Return the lines below that contain the word "valeur".

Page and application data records
╔══
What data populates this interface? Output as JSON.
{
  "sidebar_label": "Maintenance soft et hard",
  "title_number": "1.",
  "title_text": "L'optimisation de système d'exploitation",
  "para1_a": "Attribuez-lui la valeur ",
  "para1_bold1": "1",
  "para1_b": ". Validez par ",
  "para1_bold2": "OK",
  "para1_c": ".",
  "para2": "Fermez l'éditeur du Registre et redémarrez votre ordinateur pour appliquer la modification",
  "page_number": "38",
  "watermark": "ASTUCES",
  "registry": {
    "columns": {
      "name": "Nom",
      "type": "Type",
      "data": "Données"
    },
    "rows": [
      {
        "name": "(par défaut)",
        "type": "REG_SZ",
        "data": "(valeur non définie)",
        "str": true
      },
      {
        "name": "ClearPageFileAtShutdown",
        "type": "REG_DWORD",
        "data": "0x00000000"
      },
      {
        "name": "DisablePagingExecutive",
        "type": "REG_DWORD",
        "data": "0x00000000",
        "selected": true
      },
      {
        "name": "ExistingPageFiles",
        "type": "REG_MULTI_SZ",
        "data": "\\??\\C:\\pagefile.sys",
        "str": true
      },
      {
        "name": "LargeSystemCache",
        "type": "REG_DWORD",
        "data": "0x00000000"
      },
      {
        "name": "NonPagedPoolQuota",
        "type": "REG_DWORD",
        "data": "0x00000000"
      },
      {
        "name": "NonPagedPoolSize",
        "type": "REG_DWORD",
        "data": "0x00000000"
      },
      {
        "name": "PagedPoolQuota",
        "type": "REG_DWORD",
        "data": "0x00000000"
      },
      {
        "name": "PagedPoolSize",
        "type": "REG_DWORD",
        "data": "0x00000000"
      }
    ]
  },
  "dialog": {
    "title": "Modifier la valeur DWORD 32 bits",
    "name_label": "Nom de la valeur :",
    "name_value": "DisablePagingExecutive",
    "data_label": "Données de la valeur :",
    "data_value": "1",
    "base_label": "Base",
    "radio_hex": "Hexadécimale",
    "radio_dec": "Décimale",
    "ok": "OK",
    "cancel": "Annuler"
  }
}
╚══
* Answer for this exercise
  "para1_a": "Attribuez-lui la valeur ",
        "data": "(valeur non définie)",
    "title": "Modifier la valeur DWORD 32 bits",
    "name_label": "Nom de la valeur :",
    "data_label": "Données de la valeur :",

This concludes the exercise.